When my daughter was 3-years-old, she chose to wear only skirts and dresses. It fit with her definition of pretty, princess, and fashionable. One Sunday afternoon, my husband asked her if she’d like to join him on an errand to the hardware store. “Yes!” She replied. “But I have to change my outfit first.”
As I remember, three-year-old girls like to change their clothes. A lot. They have recently mastered the skill of dressing and undressing themselves, and with easy access to drawers and closets, they exercise this new sense of independence frequently throughout the day.
“Why do you need to change?” I asked her, thinking of the numerous outfits already on the floor of her room. (This skill, of course, does not yet – or ever – mean they can also refold and put away each outfit they wear. But I digress).
“I can’t wear a pink skirt to the hardware store,” she tells me, in that special tone of disbelief that her own mother is not aware of the fashion rules of hardware stores. “I have to put on jeans.”
In this week’s parashah, Tzav, God tells Moses to command Aaron and his sons, that every morning the priest shall put on his linen outfit and remove the ashes of yesterday’s burnt offering from the altar. After the ashes are removed and placed next to the altar:
He shall remove his garments and he shall wear other garments, and he shall remove the ashes to outside of the camp, to a pure place.
Why is the priest’s first task each morning to remove the ashes from the previous day? And why is the priest commanded to don one outfit to remove the ashes from the altar, and a second set of clothing to remove the ashes from the camp? Moreover, what is the quality or sanctity of “other garments?”
Rashi explains that this comment to change his clothes before removing the ashes from the camp is not an obligation, but rather “derekh eretz” – the proper way to do things.
Just like jeans – rather than pink skirts – are preferable for the hardware store. Or so I was told by a three-year-old.
The priest should know to remove his ceremonial robes before taking out the ashes so as not to dirty them.
The Netziv, a 19th-century rabbi in Lithuania, explained that “other garments” must refer to another priestly outfit, rather than simply ordinary clothes. The Torah would not have specified that, after the priest undressed, he had to dress himself again, unless a particular garment was required for the task of taking the ashes outside the camp. Surely, no one would have thought otherwise that the priest should proceed through the camp without any clothing at all.
So what are we meant to learn from these actions – removing the ashes and putting on sacred clothing in which to do it?
The first is the value of menial tasks and humility. When we are committed and devoted to the lives we have chosen, to our families’ well-being, to our work, we must be willing to perform every job and every task involved. If the priest in God’s holy space can get dressed up to take out yesterday’s garbage, then we too are not above the boring, common chores we must face each day.

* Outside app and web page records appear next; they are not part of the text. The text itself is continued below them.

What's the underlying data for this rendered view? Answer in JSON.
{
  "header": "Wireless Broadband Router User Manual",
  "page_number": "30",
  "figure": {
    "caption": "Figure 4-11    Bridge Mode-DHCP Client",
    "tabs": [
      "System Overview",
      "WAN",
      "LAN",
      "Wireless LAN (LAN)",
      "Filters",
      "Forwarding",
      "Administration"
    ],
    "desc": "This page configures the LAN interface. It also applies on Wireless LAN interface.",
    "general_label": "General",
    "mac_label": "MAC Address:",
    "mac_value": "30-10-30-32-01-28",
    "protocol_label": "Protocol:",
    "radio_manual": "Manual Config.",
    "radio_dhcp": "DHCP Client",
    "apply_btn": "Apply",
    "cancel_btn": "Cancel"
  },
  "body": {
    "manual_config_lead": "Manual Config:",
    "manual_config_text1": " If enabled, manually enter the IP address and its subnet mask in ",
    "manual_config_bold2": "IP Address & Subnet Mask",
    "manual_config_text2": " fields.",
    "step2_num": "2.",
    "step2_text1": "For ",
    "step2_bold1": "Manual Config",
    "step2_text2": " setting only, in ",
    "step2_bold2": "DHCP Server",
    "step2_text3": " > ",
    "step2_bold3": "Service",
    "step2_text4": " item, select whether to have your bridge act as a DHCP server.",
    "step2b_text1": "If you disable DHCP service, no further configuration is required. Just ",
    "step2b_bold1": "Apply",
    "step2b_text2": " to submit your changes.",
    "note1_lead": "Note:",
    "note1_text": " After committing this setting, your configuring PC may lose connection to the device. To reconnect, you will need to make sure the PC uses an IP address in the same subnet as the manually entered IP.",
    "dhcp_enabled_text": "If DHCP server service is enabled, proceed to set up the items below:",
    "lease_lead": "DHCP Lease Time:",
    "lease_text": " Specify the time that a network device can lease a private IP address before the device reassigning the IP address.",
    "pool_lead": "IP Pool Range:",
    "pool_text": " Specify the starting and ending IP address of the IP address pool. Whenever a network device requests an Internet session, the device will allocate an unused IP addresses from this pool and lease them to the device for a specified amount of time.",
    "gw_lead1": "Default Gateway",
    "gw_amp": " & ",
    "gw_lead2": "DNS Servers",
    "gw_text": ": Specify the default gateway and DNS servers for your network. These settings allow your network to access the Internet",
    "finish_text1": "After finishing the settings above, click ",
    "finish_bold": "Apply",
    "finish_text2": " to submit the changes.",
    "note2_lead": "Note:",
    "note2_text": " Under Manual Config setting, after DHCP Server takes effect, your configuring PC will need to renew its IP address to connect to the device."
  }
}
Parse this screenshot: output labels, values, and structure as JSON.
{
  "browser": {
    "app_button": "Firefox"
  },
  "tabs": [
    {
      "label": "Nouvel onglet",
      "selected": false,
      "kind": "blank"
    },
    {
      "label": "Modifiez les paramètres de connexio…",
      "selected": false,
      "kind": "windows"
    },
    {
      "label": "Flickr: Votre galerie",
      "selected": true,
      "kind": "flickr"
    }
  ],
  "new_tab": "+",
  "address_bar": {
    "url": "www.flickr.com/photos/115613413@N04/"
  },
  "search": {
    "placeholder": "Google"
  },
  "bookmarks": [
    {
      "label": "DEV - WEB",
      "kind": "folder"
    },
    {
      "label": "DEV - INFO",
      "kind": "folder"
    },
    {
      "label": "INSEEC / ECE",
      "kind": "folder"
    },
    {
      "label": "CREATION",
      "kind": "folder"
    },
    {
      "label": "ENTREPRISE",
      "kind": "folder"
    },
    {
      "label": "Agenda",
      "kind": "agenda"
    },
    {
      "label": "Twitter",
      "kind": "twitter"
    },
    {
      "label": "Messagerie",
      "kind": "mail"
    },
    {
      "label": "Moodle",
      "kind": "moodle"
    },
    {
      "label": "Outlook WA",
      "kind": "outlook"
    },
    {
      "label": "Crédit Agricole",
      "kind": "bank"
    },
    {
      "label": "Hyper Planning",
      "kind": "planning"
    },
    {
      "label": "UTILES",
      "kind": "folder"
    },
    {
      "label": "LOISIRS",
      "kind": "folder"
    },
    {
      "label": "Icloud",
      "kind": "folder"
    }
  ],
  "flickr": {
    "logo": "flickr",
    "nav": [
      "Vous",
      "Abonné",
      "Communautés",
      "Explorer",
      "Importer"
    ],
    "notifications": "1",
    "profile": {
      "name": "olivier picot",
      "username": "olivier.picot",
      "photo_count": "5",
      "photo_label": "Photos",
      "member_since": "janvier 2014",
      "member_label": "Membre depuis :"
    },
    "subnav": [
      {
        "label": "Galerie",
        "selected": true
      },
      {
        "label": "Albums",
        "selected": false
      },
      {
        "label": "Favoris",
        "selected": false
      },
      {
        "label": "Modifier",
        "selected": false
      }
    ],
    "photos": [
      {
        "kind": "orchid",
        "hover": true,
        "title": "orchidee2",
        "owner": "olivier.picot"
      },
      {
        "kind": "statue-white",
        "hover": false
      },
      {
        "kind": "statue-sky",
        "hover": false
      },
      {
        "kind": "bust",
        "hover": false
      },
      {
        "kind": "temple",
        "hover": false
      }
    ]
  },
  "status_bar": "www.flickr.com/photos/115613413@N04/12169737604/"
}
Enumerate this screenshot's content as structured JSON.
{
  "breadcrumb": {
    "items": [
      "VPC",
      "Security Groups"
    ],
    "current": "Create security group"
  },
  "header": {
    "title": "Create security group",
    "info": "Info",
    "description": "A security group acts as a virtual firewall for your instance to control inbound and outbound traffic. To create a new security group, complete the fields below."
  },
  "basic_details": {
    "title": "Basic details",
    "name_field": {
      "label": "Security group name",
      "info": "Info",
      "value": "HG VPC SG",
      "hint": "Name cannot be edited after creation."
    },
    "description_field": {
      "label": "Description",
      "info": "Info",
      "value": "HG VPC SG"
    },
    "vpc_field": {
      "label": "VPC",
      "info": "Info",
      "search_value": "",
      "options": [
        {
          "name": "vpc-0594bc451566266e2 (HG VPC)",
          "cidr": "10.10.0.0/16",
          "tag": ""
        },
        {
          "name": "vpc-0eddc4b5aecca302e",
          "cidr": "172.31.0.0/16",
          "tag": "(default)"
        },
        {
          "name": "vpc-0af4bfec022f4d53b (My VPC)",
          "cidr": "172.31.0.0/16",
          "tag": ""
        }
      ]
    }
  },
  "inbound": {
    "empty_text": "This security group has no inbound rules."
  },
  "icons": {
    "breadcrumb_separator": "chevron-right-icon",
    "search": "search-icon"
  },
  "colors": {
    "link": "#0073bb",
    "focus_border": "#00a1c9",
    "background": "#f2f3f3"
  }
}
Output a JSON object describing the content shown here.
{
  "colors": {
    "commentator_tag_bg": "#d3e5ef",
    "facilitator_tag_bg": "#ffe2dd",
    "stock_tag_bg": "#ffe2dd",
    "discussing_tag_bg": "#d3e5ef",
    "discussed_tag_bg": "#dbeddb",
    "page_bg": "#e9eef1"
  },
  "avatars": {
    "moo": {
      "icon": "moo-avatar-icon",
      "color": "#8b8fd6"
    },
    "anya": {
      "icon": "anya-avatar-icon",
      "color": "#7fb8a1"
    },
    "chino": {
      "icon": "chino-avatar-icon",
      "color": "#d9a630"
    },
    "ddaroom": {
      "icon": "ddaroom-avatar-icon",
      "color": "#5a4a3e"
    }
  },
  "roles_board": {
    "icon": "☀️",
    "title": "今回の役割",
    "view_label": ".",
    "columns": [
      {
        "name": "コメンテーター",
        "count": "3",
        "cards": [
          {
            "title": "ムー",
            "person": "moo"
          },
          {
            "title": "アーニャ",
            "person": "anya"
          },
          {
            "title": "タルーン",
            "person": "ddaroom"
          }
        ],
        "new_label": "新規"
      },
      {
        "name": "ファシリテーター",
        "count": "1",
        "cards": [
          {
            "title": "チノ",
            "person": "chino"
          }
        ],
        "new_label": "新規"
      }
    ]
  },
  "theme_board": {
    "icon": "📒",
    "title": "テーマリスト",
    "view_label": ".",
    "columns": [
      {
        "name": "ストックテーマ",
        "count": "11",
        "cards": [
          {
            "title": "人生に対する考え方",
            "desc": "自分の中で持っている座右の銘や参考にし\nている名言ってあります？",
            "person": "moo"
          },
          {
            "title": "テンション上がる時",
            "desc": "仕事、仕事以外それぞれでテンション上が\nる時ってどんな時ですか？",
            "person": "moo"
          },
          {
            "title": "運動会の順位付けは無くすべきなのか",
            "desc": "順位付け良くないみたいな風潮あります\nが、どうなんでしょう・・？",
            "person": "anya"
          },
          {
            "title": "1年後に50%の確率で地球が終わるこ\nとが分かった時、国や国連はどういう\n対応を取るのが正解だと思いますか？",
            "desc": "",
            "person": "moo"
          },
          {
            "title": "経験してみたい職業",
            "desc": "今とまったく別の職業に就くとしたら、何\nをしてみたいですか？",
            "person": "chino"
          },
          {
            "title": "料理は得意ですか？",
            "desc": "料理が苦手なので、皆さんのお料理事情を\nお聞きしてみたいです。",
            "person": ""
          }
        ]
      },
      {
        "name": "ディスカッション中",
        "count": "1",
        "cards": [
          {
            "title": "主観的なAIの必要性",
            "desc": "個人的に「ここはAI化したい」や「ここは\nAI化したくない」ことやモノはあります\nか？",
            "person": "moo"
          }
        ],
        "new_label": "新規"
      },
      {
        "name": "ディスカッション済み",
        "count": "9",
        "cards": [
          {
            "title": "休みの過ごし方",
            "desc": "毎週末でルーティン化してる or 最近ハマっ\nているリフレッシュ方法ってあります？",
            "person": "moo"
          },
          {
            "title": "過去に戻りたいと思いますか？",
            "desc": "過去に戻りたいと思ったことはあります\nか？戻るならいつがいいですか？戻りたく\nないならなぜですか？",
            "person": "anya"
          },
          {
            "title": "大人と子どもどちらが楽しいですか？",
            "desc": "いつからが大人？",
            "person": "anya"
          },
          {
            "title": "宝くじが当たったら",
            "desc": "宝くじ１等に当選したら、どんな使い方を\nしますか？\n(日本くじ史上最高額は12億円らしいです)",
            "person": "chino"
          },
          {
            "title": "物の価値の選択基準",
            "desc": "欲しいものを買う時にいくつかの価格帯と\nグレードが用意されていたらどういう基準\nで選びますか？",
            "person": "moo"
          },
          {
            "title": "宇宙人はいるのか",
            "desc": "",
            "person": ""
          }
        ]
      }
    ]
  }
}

We may not need to put on lipstick to take out the compost, but we can approach these chores with deliberation and dedication, and not with resentment and tedium.
The second lesson we learn from the commandment to remove the ashes from the altar is to begin each day with a clean slate. Before we can renew our promises for the day to ourselves, to our children or spouse, or to God, the relics of yesterday’s rites and practices must be discarded. By clearing away the residue of yesterday, we can tackle our present obligations with a renewed spirit and vitality.
The priests dressed both to respect the service of God and to fix the proper intention and attitude in performing their sacred duties. They carried the ashes not just off the altar or outside the Mishkan, but completely outside the camp limits.
There is no place for yesterday’s waste when striving for a productive and meaningful today.
Whether in a pink skirt or jeans.